  • The Merze Tate Prize for Best Article in Historical International Relations is awarded by the International Studies Association[16]
  • The Merze Tate Award for the best doctoral dissertation in the field of international relations, law, and politics is presented annually by the American Political Science Association[17]
  • The Merze Tate Explorers began in 2008 as a project to provide additional skills to girls in grades 6-12.[18] It was founded by Sonya Bernard-Hollins.[19]
  • The Merze Tate Grant and Innovation Center in Western Michigan University's College of Education and Human Development[20]
  • Merze Tate College at Western Michigan University
  • Merze Tate Student Education Endowment Fund at Western Michigan University started with a $1 million donation from Tate herself[21]
  • The Merze Tate Room, in Oxford's Faculty of History building, is named in her honour.


  1. ^ Savage, Barbara D. (2021), Rietzler, Katharina; Owens, Patricia (eds.), "Beyond Illusions: Imperialism, Race, and Technology in Merze Tate's International Thought", Women's International Thought: A New History, Cambridge: Cambridge University Press, pp. 266–285, doi:10.1017/9781108859684.017, ISBN 978-1-108-49469-4, S2CID 234271808, retrieved 2021-03-06
  2. ^ "Merze Tate blazed her own trail". 2009-08-20. Retrieved 2017-07-26.
  3. ^ Terborg-Penn, Rosalyn (1994). "Tate, Merze (1905–1996)". Black Women in America: An Historical Encyclopedia. Bloomington: Indiana University Press. pp. 1141–1142. ISBN 0-253-32774-1.
  4. ^ Woodard, Maurice (2005). "Merze Tate". PS, Political Science & Politics. 38 (1): 101–102. doi:10.1017/S1049096505055885. S2CID 233336829.

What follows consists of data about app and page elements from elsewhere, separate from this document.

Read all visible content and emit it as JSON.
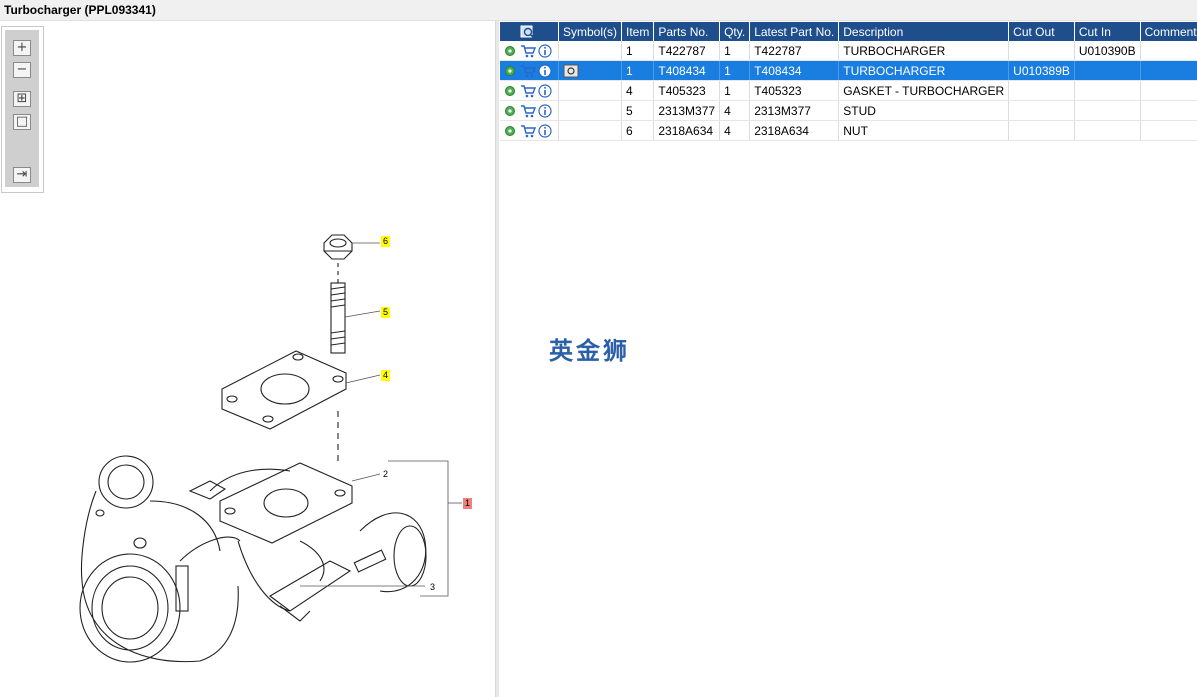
{
  "window": {
    "title": "Turbocharger (PPL093341)"
  },
  "toolbox": {
    "buttons": [
      {
        "name": "zoom-in",
        "glyph": "+"
      },
      {
        "name": "zoom-out",
        "glyph": "−"
      },
      {
        "name": "fit",
        "glyph": "⊞"
      },
      {
        "name": "actual-size",
        "glyph": "□"
      },
      {
        "name": "panel-toggle",
        "glyph": "⇥"
      }
    ]
  },
  "diagram": {
    "callouts": [
      {
        "label": "6",
        "highlight": "yellow"
      },
      {
        "label": "5",
        "highlight": "yellow"
      },
      {
        "label": "4",
        "highlight": "yellow"
      },
      {
        "label": "2",
        "highlight": "none"
      },
      {
        "label": "1",
        "highlight": "red"
      },
      {
        "label": "3",
        "highlight": "none"
      }
    ]
  },
  "table": {
    "headers": [
      "",
      "Symbol(s)",
      "Item",
      "Parts No.",
      "Qty.",
      "Latest Part No.",
      "Description",
      "Cut Out",
      "Cut In",
      "Comment"
    ],
    "rows": [
      {
        "item": "1",
        "part_no": "T422787",
        "qty": "1",
        "latest": "T422787",
        "description": "TURBOCHARGER",
        "cut_out": "",
        "cut_in": "U010390B",
        "comment": "",
        "selected": false,
        "symbol": false
      },
      {
        "item": "1",
        "part_no": "T408434",
        "qty": "1",
        "latest": "T408434",
        "description": "TURBOCHARGER",
        "cut_out": "U010389B",
        "cut_in": "",
        "comment": "",
        "selected": true,
        "symbol": true
      },
      {
        "item": "4",
        "part_no": "T405323",
        "qty": "1",
        "latest": "T405323",
        "description": "GASKET - TURBOCHARGER",
        "cut_out": "",
        "cut_in": "",
        "comment": "",
        "selected": false,
        "symbol": false
      },
      {
        "item": "5",
        "part_no": "2313M377",
        "qty": "4",
        "latest": "2313M377",
        "description": "STUD",
        "cut_out": "",
        "cut_in": "",
        "comment": "",
        "selected": false,
        "symbol": false
      },
      {
        "item": "6",
        "part_no": "2318A634",
        "qty": "4",
        "latest": "2318A634",
        "description": "NUT",
        "cut_out": "",
        "cut_in": "",
        "comment": "",
        "selected": false,
        "symbol": false
      }
    ]
  },
  "watermark": "英金狮",
  "colors": {
    "header": "#1e4e8c",
    "selected_row": "#1a7de0",
    "callout_yellow": "#ffff00",
    "callout_red": "#f08080"
  }
}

  5. ^ "Merze Tate: A trailblazing Western alumna who made an international impact". 2021-02-01. Retrieved 2022-03-20.
  6. ^ "DIPLOMATIC HISTORIAN MERZE TATE DIES AT 91". Washington Post. ISSN 0190-8286. Retrieved 2023-09-18.
  7. ^ "The Ship 2010/11" (PDF). St. Anne's College. Retrieved November 30, 2016.
  8. ^ "DIPLOMATIC HISTORIAN MERZE TATE DIES AT 91 - The Washington Post". The Washington Post. July 8, 1996. Retrieved August 31, 2017.
  9. ^ Savage, Barbara D. "Merze Tate (1905–96)". Retrieved 20 December 2023.
  10. ^ "Merze Tate: A trailblazing Western alumna who made an international impact". Western Michigan University. 2021-02-01. Retrieved 2021-06-21.
  11. ^ Woodard, Maurice C. (January 2005). "Merze Tate". PS: Political Science & Politics. 38 (1): 101–102. doi:10.1017/S1049096505055885. ISSN 1537-5935. S2CID 233336829.
  12. ^ Shilliam, Robbie (2021). Decolonizing Politics: An Introduction. Polity Press. pp. 137–138. ISBN 978-1-5095-3940-6.
  13. ^ "Merze Tate: A trailblazing Western alumna who made an international impact". 2021-02-01. Retrieved 2022-03-20.
  14. ^ "Merze Tate". Retrieved 2022-03-20.
  15. ^ "Merze Tate: A trailblazing Western alumna who made an international impact". 2021-02-01. Retrieved 2022-03-20.
  16. ^ "Merze Tate Prize for Best Article in Historical International Relations". Retrieved 2022-03-20.
  17. ^ "Danielle Gilbert Receives the 2021 Merze Tate Award". 2021-09-21. Retrieved 2022-03-20.
  18. ^ "About Us". Retrieved 2022-03-20.
  19. ^ "Alumna preserving the past while creating her own legacy". 2022-02-21. Retrieved 2022-03-20.
  20. ^ "Tate Grant and Innovation Center". 5 March 2014. Retrieved 2022-03-20.
  21. ^ "Merze Tate: A trailblazing Western alumna who made an international impact". 2021-02-01. Retrieved 2022-03-20.


External links[edit]